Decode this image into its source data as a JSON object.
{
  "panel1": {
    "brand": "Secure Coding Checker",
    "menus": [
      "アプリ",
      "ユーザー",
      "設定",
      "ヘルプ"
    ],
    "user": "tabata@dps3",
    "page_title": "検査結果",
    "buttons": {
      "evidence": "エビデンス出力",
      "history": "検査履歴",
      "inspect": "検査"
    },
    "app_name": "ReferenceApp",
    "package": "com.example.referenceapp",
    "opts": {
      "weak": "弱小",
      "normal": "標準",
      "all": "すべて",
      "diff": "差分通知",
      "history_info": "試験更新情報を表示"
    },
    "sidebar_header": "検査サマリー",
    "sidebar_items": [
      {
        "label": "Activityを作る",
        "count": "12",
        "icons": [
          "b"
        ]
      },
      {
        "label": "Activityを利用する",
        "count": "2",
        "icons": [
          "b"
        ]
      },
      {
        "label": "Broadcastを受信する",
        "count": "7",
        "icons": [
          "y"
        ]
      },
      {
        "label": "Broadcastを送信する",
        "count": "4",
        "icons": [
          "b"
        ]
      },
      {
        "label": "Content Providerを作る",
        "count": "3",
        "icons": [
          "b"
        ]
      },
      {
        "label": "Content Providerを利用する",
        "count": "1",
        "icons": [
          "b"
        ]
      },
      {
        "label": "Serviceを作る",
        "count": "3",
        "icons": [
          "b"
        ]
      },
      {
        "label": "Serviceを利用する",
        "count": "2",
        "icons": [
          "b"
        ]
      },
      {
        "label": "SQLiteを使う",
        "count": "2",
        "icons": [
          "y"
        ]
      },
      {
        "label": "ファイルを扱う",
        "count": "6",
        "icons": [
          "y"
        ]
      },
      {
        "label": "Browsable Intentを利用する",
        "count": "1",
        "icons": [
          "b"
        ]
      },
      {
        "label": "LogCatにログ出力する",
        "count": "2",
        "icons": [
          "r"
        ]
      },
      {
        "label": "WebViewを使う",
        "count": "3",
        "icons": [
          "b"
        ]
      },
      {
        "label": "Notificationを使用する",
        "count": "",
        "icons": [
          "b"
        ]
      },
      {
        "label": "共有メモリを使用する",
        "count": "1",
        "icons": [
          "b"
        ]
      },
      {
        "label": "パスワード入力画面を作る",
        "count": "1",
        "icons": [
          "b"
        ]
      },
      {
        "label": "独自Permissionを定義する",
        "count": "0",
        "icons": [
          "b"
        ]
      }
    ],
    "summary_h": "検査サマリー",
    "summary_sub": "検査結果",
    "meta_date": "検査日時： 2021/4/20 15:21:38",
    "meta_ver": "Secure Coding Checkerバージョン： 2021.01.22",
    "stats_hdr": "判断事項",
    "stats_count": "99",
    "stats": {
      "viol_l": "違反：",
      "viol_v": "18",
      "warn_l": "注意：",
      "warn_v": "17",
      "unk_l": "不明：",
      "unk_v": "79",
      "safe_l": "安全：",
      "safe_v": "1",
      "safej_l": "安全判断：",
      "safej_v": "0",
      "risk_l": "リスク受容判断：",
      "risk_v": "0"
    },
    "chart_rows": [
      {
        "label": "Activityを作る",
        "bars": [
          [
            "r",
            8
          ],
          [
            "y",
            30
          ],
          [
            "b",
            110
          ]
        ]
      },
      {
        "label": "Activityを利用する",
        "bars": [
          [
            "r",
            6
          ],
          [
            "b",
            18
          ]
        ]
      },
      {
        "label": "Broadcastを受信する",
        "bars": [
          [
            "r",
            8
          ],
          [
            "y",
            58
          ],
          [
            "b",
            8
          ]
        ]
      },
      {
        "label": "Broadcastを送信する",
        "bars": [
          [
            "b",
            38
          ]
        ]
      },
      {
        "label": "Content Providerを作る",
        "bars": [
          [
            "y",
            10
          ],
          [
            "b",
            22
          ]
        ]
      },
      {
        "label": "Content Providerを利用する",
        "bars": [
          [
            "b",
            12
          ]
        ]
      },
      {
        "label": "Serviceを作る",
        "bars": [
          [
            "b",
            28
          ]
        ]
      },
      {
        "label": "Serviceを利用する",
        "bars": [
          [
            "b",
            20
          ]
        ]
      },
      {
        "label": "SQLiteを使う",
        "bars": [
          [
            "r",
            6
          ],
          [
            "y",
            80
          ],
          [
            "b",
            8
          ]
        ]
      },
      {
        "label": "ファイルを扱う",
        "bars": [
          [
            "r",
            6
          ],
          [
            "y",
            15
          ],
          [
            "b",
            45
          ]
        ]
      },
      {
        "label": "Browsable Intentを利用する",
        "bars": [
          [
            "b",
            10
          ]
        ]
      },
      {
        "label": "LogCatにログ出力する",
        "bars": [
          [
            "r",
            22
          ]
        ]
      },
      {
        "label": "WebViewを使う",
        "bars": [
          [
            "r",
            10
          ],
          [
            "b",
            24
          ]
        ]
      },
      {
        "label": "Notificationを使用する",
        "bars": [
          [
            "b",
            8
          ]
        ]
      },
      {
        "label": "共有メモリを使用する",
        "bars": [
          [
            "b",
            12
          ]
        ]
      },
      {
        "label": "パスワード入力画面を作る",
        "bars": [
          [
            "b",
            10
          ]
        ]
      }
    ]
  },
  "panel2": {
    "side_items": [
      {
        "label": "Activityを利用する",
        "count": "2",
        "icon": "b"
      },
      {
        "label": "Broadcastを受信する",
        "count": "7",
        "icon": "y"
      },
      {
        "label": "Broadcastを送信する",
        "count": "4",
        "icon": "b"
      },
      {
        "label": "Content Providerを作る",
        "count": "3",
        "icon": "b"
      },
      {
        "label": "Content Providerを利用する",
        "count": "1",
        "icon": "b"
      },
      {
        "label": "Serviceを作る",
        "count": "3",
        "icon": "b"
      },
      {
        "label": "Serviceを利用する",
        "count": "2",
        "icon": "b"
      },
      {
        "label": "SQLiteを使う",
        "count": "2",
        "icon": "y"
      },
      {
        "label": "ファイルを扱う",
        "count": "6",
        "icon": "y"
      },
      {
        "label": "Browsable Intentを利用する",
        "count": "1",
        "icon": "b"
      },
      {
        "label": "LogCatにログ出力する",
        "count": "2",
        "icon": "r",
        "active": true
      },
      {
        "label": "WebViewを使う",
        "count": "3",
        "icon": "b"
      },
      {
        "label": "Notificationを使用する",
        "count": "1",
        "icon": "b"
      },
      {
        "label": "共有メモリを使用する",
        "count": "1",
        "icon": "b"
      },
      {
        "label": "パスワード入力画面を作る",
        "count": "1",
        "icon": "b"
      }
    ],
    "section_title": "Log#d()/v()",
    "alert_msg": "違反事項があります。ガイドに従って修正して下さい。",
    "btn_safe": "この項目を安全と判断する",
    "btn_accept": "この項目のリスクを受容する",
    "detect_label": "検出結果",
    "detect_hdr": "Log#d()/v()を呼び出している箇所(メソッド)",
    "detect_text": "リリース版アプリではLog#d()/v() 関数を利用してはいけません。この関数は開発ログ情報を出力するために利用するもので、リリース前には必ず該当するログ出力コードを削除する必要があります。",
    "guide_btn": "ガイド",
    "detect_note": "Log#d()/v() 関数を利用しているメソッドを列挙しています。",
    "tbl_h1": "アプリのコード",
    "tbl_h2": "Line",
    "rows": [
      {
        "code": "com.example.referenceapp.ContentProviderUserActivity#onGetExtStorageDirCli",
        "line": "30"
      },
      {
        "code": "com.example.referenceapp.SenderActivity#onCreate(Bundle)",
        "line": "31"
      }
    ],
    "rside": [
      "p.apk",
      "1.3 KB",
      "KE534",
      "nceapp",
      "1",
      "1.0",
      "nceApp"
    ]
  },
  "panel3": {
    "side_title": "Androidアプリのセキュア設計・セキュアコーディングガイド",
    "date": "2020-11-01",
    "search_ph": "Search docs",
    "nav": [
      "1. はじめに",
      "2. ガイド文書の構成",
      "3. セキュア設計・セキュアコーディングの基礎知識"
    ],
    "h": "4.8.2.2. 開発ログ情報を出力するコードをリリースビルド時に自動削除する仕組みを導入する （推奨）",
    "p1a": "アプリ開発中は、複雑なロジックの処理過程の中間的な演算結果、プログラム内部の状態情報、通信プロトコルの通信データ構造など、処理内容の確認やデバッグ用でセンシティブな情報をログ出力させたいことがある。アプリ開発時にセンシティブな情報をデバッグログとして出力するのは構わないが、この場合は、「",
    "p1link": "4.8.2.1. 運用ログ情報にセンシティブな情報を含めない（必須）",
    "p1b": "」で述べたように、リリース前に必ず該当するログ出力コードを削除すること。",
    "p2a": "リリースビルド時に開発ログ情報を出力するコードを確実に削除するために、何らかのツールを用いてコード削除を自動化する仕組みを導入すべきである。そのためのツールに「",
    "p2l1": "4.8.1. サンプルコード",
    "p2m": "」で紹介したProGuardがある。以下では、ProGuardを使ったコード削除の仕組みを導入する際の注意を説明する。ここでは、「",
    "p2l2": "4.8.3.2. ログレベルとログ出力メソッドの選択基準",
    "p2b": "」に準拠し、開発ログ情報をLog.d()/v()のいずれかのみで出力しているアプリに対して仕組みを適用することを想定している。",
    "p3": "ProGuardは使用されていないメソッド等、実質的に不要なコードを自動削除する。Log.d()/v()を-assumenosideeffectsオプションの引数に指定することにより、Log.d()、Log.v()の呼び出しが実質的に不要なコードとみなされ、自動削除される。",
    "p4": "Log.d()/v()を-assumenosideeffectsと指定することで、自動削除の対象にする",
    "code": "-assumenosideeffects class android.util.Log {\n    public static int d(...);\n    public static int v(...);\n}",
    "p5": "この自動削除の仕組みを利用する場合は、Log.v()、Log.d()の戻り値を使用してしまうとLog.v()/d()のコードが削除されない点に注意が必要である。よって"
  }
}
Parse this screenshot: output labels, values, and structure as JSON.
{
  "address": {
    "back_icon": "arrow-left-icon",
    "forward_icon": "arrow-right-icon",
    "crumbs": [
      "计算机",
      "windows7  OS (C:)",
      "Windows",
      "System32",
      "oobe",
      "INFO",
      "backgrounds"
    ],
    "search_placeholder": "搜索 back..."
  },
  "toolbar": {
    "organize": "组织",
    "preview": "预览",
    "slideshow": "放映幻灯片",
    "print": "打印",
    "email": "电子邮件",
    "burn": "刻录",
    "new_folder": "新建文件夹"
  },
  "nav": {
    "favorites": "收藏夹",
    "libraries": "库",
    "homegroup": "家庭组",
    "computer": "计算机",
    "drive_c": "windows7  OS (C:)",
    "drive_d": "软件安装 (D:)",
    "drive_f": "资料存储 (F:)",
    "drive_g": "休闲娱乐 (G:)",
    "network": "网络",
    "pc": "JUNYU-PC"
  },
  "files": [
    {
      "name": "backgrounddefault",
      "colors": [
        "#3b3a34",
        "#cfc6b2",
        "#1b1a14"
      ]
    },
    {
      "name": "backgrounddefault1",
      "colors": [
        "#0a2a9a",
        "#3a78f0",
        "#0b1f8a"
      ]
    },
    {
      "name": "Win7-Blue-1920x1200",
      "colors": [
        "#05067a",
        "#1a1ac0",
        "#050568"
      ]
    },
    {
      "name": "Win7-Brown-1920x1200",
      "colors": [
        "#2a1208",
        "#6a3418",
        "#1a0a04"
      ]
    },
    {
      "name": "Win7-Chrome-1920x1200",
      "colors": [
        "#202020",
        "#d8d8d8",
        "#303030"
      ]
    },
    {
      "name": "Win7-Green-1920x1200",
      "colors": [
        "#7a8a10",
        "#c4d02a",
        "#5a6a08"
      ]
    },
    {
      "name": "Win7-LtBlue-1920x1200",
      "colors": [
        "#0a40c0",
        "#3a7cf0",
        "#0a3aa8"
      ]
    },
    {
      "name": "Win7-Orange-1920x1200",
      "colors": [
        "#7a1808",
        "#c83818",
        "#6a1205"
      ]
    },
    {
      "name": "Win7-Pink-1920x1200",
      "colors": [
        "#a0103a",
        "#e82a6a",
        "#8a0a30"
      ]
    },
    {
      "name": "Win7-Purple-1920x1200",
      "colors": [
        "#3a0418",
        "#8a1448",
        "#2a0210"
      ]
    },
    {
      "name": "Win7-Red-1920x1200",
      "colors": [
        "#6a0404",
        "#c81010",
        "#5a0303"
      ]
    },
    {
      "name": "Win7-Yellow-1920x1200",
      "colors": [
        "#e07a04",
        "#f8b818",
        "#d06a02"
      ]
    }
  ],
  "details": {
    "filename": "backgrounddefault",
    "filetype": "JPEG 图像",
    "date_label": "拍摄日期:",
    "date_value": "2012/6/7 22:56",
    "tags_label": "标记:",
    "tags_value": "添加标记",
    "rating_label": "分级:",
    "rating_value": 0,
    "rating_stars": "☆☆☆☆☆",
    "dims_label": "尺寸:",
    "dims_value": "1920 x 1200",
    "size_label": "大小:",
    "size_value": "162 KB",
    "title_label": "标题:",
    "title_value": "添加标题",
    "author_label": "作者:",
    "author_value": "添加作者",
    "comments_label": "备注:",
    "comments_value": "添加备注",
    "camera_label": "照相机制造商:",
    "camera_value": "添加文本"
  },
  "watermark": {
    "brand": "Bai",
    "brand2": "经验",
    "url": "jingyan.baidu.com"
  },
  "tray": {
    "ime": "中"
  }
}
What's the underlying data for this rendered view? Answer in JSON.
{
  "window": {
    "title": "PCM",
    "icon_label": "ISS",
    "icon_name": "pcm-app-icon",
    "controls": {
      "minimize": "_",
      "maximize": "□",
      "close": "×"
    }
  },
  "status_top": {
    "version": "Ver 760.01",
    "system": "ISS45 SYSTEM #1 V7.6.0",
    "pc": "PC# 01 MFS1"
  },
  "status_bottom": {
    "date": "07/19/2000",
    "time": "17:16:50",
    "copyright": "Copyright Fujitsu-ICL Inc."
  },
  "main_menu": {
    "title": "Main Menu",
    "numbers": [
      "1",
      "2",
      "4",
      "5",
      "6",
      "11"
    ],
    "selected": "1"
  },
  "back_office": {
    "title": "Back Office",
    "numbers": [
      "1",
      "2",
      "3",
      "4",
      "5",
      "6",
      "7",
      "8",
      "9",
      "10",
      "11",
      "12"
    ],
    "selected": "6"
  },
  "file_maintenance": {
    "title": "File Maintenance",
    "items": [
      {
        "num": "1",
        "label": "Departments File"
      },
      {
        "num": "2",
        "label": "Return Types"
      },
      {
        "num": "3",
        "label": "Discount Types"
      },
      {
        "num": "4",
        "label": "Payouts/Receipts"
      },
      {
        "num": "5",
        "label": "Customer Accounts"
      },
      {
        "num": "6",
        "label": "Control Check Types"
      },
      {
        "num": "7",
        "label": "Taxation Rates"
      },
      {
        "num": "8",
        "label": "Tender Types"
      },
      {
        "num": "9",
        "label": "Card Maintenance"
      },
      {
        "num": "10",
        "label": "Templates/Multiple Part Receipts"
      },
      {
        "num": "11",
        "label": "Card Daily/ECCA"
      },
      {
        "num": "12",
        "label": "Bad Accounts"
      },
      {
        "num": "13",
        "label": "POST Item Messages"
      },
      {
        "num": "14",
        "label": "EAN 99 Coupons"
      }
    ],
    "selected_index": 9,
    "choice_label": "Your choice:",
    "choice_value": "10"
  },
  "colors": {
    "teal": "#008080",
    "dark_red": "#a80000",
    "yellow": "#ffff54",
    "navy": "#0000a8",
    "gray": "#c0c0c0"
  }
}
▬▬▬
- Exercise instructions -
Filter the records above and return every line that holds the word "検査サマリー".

- Exercise response -
    "sidebar_header": "検査サマリー",
    "summary_h": "検査サマリー",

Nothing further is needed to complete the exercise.